On another cliff ledge, a football-length Galapagos penguin (scientific name: Spheniscus mendiculus) preened its black-and-white coat. Galapagos penguins are the second smallest penguins in the world, and the only penguins that live north of the equator.

A brown pelican (scientific name: Pelecanus occidentalis) observed us in our kayaks and pangas. "During their breeding season, adult pelicans have brown stripes on their necks," explained our Galapagos guide.

Brown pelican
Brown pelican
Photo © Barb & Ron Kroll

Tagus Cove trail
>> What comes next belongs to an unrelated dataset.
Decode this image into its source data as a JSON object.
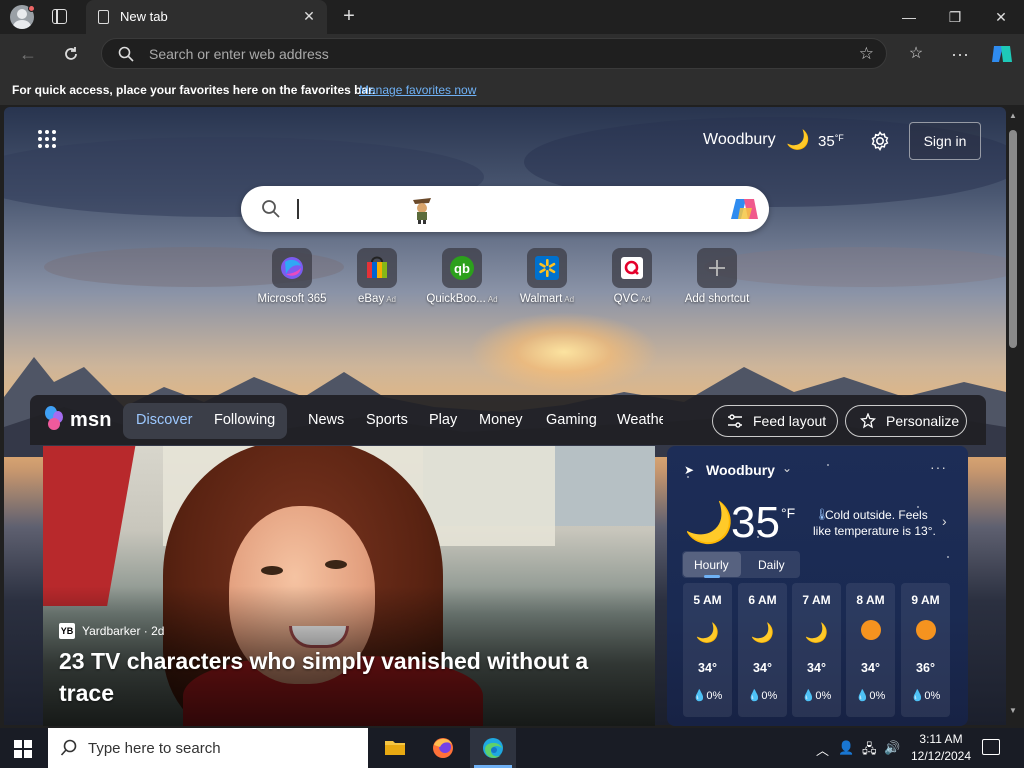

From our pangas, we made a dry landing near cliffs covered with maritime graffiti made by pirates and whalers in the 1890s and early 1900s.
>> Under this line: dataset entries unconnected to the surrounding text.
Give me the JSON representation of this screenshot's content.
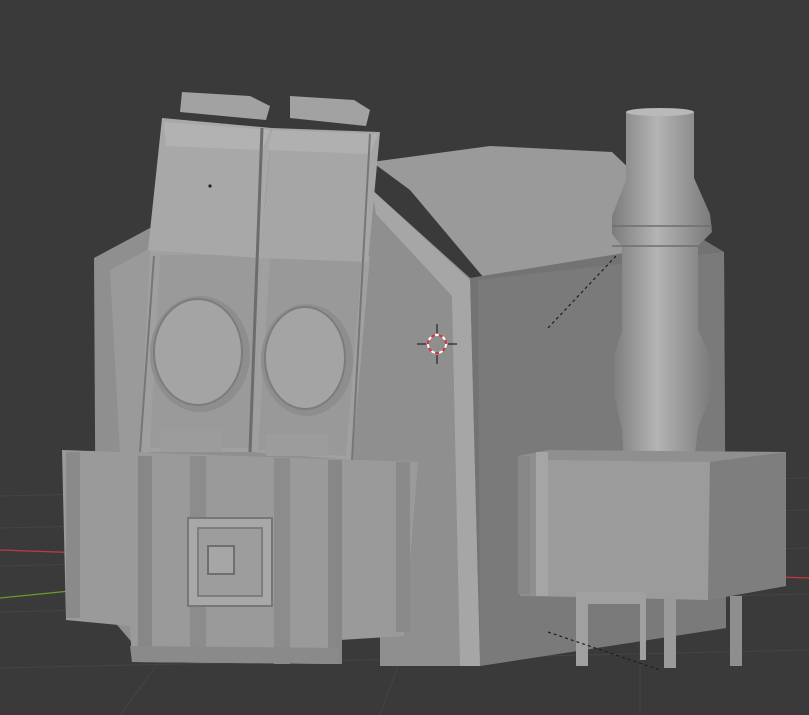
{
  "viewport": {
    "background": "#3a3a3a",
    "grid_color": "#454545",
    "x_axis_color": "#c0393f",
    "y_axis_color": "#6a9a2b",
    "model_light": "#a3a3a3",
    "model_mid": "#8e8e8e",
    "model_dark": "#6e6e6e",
    "cursor_color": "#d8323a"
  },
  "objects": [
    {
      "name": "machine-body",
      "kind": "mesh"
    },
    {
      "name": "twin-lid-cylinders",
      "kind": "mesh"
    },
    {
      "name": "exhaust-stack",
      "kind": "mesh"
    },
    {
      "name": "side-box-with-legs",
      "kind": "mesh"
    }
  ],
  "cursor": {
    "icon": "3d-cursor-icon"
  }
}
The Tagus Cove hiking trail is 5,900 feet (1,800 meters) long. It takes about 1.5 hours to hike to the top of the trail and back.
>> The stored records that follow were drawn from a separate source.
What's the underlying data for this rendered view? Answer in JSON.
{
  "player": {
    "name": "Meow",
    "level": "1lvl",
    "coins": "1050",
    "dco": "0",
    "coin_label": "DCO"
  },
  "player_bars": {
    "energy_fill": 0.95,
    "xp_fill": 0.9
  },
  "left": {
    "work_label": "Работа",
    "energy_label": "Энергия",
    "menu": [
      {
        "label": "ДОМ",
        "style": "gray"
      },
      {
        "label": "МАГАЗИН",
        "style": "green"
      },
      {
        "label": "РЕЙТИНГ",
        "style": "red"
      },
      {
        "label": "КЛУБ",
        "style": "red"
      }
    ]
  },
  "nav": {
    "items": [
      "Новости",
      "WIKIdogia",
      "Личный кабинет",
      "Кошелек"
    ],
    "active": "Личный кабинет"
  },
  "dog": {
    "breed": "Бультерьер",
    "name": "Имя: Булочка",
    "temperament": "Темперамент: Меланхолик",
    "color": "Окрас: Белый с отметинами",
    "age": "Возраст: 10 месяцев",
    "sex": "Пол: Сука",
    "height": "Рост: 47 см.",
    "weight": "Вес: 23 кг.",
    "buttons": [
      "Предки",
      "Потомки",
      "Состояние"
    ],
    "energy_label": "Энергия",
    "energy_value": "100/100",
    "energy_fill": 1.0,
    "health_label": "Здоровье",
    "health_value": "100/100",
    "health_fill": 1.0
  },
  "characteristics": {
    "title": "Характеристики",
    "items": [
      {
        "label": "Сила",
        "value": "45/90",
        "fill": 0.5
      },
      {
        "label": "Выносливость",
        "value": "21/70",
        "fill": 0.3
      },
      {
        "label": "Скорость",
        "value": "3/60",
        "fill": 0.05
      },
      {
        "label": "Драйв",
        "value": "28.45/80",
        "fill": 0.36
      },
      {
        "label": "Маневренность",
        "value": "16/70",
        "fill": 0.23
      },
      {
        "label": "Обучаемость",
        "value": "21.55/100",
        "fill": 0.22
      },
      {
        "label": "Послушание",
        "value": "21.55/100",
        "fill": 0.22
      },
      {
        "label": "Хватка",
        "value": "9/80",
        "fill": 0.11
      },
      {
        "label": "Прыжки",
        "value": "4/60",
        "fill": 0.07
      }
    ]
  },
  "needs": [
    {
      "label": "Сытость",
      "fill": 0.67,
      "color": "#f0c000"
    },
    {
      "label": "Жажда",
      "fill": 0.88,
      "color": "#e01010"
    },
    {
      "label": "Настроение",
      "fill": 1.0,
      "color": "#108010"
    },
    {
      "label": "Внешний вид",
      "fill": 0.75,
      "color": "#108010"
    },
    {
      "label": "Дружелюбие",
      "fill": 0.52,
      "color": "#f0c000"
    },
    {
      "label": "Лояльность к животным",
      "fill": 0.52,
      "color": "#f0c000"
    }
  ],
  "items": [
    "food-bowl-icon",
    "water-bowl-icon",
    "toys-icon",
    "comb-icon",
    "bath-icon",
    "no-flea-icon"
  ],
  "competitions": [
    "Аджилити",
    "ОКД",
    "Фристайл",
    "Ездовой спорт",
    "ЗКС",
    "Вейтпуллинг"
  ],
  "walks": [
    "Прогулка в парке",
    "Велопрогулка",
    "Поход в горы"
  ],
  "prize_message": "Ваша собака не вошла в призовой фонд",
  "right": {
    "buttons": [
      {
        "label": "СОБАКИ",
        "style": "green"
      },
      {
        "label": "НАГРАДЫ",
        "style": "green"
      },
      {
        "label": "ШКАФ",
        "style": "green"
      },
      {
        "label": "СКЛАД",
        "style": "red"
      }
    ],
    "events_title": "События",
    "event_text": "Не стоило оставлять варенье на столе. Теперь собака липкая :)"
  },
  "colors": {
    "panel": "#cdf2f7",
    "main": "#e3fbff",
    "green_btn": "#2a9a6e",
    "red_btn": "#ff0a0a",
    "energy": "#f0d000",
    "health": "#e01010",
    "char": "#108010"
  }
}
We climbed up 160 wooden steps to a viewpoint from where we could look down and see M/Y Letty anchored in Tagus Cove.

Darwin's Lake

A strip of land separated Tagus Cove from a round crater lake. "Its name is Darwin's Lake," said Yvonne Mortola. "The HMS Beagle was running out of water when Darwin arrived here, so the crew brought up barrels to fill with water. They were very surprised to discover that the water was salty."

M/Y Letty and Flamingo I anchor in Tagus Cove behind Darwin Lake and palo santo trees.
M/Y Letty and Flamingo I anchor in Tagus Cove behind Darwin Lake and palo santo trees.
Photo © Barb & Ron Kroll

Why is Darwin's Lake saline, even though it is about 10 feet (three meters) above sea level? Yvonne explained that repeated eruptions of La Cumbre Volcano on Fernandina Island, opposite Tagus Cove, likely caused earthquakes and tsunamis that filled Darwin's Lake with salt water. Darwin's Lake is now about three times as salty as the ocean due to evaporation.

Palo santo trees

We could smell the aromatic resin of the skeletal palo santo trees (scientific name: Bursera graveolens) lining both sides of the Tagus Cove hiking trail. The name means 'holy stick' because palo santo branches used to be burned as incense in churches.

Guide Yvonne Mortola describes vegetation to hikers.
Guide Yvonne Mortola describes vegetation to hikers.
Photo © Barb & Ron Kroll

Yvonne Mortola explained that although the leafless palo santo trees seemed to be lifeless, the whitish-gray trees were only dormant. "A week after the first rainfall, they all turn green."

She also pointed out other Isabela Island vegetation, including scalesia plants, members of the Asteraceae (sunflower) family.

Isabela volcanoes

We climbed to the top of a parasitic volcanic cone. Isabela Island was formed from six volcanoes — (north to south) Wolf, Darwin, Alcedo, Chico, Sierra Negra and Cerro Azul.

"Five volcanoes are still active," said Yvonne. "The last eruption on Isabela was in October 2005."

Pink land iguanas

Yvonne Mortola explained that Volcano Wolf, at 5,906 feet (1,800 meters) in height, is the highest volcano in the Galapagos Islands. "Pink iguanas live on the north and east sides of Volcan Wolf, at an altitude of 1,641 feet (500 meters)," she said.

American oystercatcher
American oystercatcher
Photo © Barb & Ron Kroll

Scientists first saw land iguanas with pink skin on Isabela Island in 1986. In 2009, Galapagos pink iguanas (scientific name: Conolophus marthae) were officially declared a new species.

Puerto Villamil

Some Ecoventura Galapagos cruises stop at Los Humedales, located on the south coast of Isabela, where visitors can observe mangroves and shore birds. On a bus tour from Puerto Villamil, a fishing and farming village (population 2,200), they see lava flows and craters from the 2005 Sierra Negra volcanic eruption.

Other Ecoventura tours of Galapagos stop at Urbina Bay, located between Tagus Cove and Elizabeth Bay, on the west coast of Isabela Island. After landing on the beach, cruise passengers can see brain coral, moved 16.4 feet (five meters) out of the water by a sea floor uplift in 1954, prior to an eruption of Alcedo Volcano.


Ecoventura: www.ecoventura.com

Copa Airlines: www.copaair.com

Ecuador Ministry of Tourism: www.ecuador.travel

More things to see & do in the Galapagos Islands:

Bartolome and Pinnacle Rock Galapagos Cruise Tour

Espanola Island Galapagos Birdwatching - Waved Albatrosses

San Cristobal Galapagos Interpretation Center, Kicker Rock and Playa Ochoa

Santiago (James) Island Galapagos - Birds, Animals and Plants

Santa Cruz Island Galapagos - Lava Tubes and Pit Craters